_Aim of the task:_
Reproduce the data below word for word.

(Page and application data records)
___

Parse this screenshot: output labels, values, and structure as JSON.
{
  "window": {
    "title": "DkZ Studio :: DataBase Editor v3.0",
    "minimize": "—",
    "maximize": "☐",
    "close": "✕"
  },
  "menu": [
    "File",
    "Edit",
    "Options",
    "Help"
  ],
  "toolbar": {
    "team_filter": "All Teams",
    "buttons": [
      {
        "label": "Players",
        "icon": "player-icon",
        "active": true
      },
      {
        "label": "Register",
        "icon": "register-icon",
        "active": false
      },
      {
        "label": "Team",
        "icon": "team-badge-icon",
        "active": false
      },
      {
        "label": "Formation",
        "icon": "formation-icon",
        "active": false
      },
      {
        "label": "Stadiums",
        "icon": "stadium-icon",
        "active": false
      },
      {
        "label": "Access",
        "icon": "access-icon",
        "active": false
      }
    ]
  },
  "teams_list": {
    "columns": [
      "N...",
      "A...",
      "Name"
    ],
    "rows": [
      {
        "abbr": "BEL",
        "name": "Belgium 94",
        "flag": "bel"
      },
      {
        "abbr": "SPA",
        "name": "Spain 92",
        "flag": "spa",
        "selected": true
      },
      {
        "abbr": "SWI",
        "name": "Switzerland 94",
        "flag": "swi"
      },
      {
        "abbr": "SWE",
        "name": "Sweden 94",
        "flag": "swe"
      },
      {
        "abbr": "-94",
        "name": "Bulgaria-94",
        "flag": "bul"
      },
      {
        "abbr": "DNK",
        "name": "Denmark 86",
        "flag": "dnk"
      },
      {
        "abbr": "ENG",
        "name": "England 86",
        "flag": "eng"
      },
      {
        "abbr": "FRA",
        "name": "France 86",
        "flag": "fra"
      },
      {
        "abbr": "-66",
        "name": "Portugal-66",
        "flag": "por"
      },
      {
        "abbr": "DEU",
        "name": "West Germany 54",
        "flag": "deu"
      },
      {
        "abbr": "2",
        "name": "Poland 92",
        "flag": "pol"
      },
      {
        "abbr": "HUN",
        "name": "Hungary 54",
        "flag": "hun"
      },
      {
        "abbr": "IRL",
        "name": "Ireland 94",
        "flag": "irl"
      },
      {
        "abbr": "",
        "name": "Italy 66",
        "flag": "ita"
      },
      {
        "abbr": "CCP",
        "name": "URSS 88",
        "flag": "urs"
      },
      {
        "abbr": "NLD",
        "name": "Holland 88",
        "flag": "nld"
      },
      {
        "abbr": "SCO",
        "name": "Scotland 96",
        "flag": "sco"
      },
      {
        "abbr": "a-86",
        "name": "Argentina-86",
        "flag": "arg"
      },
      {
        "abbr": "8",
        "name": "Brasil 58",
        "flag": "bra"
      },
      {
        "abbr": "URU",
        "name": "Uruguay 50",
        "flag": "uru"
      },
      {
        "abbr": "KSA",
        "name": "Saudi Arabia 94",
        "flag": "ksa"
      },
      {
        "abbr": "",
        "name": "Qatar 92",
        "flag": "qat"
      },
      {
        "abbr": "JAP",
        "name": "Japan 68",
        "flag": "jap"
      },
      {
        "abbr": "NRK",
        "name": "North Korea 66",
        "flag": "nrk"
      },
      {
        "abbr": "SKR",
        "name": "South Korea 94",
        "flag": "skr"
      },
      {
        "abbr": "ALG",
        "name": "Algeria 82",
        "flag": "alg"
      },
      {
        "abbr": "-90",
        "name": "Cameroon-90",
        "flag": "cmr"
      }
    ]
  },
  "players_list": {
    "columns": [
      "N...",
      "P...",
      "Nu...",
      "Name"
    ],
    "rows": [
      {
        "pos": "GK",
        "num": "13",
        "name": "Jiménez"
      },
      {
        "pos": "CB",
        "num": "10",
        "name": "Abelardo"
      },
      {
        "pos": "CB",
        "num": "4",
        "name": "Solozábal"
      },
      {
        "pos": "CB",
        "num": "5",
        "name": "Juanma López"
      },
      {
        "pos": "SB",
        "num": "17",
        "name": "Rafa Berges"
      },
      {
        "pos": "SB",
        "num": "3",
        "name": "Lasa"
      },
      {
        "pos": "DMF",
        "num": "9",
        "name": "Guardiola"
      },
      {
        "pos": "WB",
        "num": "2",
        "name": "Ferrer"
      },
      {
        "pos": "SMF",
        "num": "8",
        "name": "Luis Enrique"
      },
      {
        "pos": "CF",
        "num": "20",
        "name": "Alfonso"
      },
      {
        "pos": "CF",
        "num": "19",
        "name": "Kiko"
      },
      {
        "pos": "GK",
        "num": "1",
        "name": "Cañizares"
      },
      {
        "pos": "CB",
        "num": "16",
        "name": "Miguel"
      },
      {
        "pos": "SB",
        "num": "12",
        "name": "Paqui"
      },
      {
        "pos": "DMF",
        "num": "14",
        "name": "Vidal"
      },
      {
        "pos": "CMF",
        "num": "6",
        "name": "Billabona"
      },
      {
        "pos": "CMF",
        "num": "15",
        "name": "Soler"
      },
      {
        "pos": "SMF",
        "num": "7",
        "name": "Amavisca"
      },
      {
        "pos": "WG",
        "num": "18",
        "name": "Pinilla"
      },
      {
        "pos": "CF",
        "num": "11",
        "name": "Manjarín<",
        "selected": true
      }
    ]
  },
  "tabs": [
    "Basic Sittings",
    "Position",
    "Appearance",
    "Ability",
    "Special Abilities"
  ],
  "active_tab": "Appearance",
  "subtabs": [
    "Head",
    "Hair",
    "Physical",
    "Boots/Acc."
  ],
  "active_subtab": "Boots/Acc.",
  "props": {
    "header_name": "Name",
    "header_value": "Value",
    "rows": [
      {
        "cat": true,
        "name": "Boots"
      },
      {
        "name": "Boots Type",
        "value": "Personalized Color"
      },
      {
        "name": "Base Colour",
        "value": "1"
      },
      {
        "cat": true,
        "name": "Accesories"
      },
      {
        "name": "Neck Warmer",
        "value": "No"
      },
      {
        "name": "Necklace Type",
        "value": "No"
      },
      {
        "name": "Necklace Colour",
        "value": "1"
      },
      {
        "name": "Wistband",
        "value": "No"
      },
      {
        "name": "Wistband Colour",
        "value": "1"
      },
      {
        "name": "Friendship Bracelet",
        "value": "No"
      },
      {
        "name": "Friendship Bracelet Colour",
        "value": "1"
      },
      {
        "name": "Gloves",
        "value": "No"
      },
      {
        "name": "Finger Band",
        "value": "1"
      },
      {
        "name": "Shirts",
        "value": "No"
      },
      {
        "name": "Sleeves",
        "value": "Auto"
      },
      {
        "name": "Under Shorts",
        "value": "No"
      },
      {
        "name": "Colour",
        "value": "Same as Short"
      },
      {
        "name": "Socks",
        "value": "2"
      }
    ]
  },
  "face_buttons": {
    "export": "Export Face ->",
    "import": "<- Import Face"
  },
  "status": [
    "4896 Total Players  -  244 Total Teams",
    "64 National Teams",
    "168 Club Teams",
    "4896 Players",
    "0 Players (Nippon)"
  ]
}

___

_Task result:_
Parse this screenshot: output labels, values, and structure as JSON.
{
  "window": {
    "title": "DkZ Studio :: DataBase Editor v3.0",
    "minimize": "—",
    "maximize": "☐",
    "close": "✕"
  },
  "menu": [
    "File",
    "Edit",
    "Options",
    "Help"
  ],
  "toolbar": {
    "team_filter": "All Teams",
    "buttons": [
      {
        "label": "Players",
        "icon": "player-icon",
        "active": true
      },
      {
        "label": "Register",
        "icon": "register-icon",
        "active": false
      },
      {
        "label": "Team",
        "icon": "team-badge-icon",
        "active": false
      },
      {
        "label": "Formation",
        "icon": "formation-icon",
        "active": false
      },
      {
        "label": "Stadiums",
        "icon": "stadium-icon",
        "active": false
      },
      {
        "label": "Access",
        "icon": "access-icon",
        "active": false
      }
    ]
  },
  "teams_list": {
    "columns": [
      "N...",
      "A...",
      "Name"
    ],
    "rows": [
      {
        "abbr": "BEL",
        "name": "Belgium 94",
        "flag": "bel"
      },
      {
        "abbr": "SPA",
        "name": "Spain 92",
        "flag": "spa",
        "selected": true
      },
      {
        "abbr": "SWI",
        "name": "Switzerland 94",
        "flag": "swi"
      },
      {
        "abbr": "SWE",
        "name": "Sweden 94",
        "flag": "swe"
      },
      {
        "abbr": "-94",
        "name": "Bulgaria-94",
        "flag": "bul"
      },
      {
        "abbr": "DNK",
        "name": "Denmark 86",
        "flag": "dnk"
      },
      {
        "abbr": "ENG",
        "name": "England 86",
        "flag": "eng"
      },
      {
        "abbr": "FRA",
        "name": "France 86",
        "flag": "fra"
      },
      {
        "abbr": "-66",
        "name": "Portugal-66",
        "flag": "por"
      },
      {
        "abbr": "DEU",
        "name": "West Germany 54",
        "flag": "deu"
      },
      {
        "abbr": "2",
        "name": "Poland 92",
        "flag": "pol"
      },
      {
        "abbr": "HUN",
        "name": "Hungary 54",
        "flag": "hun"
      },
      {
        "abbr": "IRL",
        "name": "Ireland 94",
        "flag": "irl"
      },
      {
        "abbr": "",
        "name": "Italy 66",
        "flag": "ita"
      },
      {
        "abbr": "CCP",
        "name": "URSS 88",
        "flag": "urs"
      },
      {
        "abbr": "NLD",
        "name": "Holland 88",
        "flag": "nld"
      },
      {
        "abbr": "SCO",
        "name": "Scotland 96",
        "flag": "sco"
      },
      {
        "abbr": "a-86",
        "name": "Argentina-86",
        "flag": "arg"
      },
      {
        "abbr": "8",
        "name": "Brasil 58",
        "flag": "bra"
      },
      {
        "abbr": "URU",
        "name": "Uruguay 50",
        "flag": "uru"
      },
      {
        "abbr": "KSA",
        "name": "Saudi Arabia 94",
        "flag": "ksa"
      },
      {
        "abbr": "",
        "name": "Qatar 92",
        "flag": "qat"
      },
      {
        "abbr": "JAP",
        "name": "Japan 68",
        "flag": "jap"
      },
      {
        "abbr": "NRK",
        "name": "North Korea 66",
        "flag": "nrk"
      },
      {
        "abbr": "SKR",
        "name": "South Korea 94",
        "flag": "skr"
      },
      {
        "abbr": "ALG",
        "name": "Algeria 82",
        "flag": "alg"
      },
      {
        "abbr": "-90",
        "name": "Cameroon-90",
        "flag": "cmr"
      }
    ]
  },
  "players_list": {
    "columns": [
      "N...",
      "P...",
      "Nu...",
      "Name"
    ],
    "rows": [
      {
        "pos": "GK",
        "num": "13",
        "name": "Jiménez"
      },
      {
        "pos": "CB",
        "num": "10",
        "name": "Abelardo"
      },
      {
        "pos": "CB",
        "num": "4",
        "name": "Solozábal"
      },
      {
        "pos": "CB",
        "num": "5",
        "name": "Juanma López"
      },
      {
        "pos": "SB",
        "num": "17",
        "name": "Rafa Berges"
      },
      {
        "pos": "SB",
        "num": "3",
        "name": "Lasa"
      },
      {
        "pos": "DMF",
        "num": "9",
        "name": "Guardiola"
      },
      {
        "pos": "WB",
        "num": "2",
        "name": "Ferrer"
      },
      {
        "pos": "SMF",
        "num": "8",
        "name": "Luis Enrique"
      },
      {
        "pos": "CF",
        "num": "20",
        "name": "Alfonso"
      },
      {
        "pos": "CF",
        "num": "19",
        "name": "Kiko"
      },
      {
        "pos": "GK",
        "num": "1",
        "name": "Cañizares"
      },
      {
        "pos": "CB",
        "num": "16",
        "name": "Miguel"
      },
      {
        "pos": "SB",
        "num": "12",
        "name": "Paqui"
      },
      {
        "pos": "DMF",
        "num": "14",
        "name": "Vidal"
      },
      {
        "pos": "CMF",
        "num": "6",
        "name": "Billabona"
      },
      {
        "pos": "CMF",
        "num": "15",
        "name": "Soler"
      },
      {
        "pos": "SMF",
        "num": "7",
        "name": "Amavisca"
      },
      {
        "pos": "WG",
        "num": "18",
        "name": "Pinilla"
      },
      {
        "pos": "CF",
        "num": "11",
        "name": "Manjarín<",
        "selected": true
      }
    ]
  },
  "tabs": [
    "Basic Sittings",
    "Position",
    "Appearance",
    "Ability",
    "Special Abilities"
  ],
  "active_tab": "Appearance",
  "subtabs": [
    "Head",
    "Hair",
    "Physical",
    "Boots/Acc."
  ],
  "active_subtab": "Boots/Acc.",
  "props": {
    "header_name": "Name",
    "header_value": "Value",
    "rows": [
      {
        "cat": true,
        "name": "Boots"
      },
      {
        "name": "Boots Type",
        "value": "Personalized Color"
      },
      {
        "name": "Base Colour",
        "value": "1"
      },
      {
        "cat": true,
        "name": "Accesories"
      },
      {
        "name": "Neck Warmer",
        "value": "No"
      },
      {
        "name": "Necklace Type",
        "value": "No"
      },
      {
        "name": "Necklace Colour",
        "value": "1"
      },
      {
        "name": "Wistband",
        "value": "No"
      },
      {
        "name": "Wistband Colour",
        "value": "1"
      },
      {
        "name": "Friendship Bracelet",
        "value": "No"
      },
      {
        "name": "Friendship Bracelet Colour",
        "value": "1"
      },
      {
        "name": "Gloves",
        "value": "No"
      },
      {
        "name": "Finger Band",
        "value": "1"
      },
      {
        "name": "Shirts",
        "value": "No"
      },
      {
        "name": "Sleeves",
        "value": "Auto"
      },
      {
        "name": "Under Shorts",
        "value": "No"
      },
      {
        "name": "Colour",
        "value": "Same as Short"
      },
      {
        "name": "Socks",
        "value": "2"
      }
    ]
  },
  "face_buttons": {
    "export": "Export Face ->",
    "import": "<- Import Face"
  },
  "status": [
    "4896 Total Players  -  244 Total Teams",
    "64 National Teams",
    "168 Club Teams",
    "4896 Players",
    "0 Players (Nippon)"
  ]
}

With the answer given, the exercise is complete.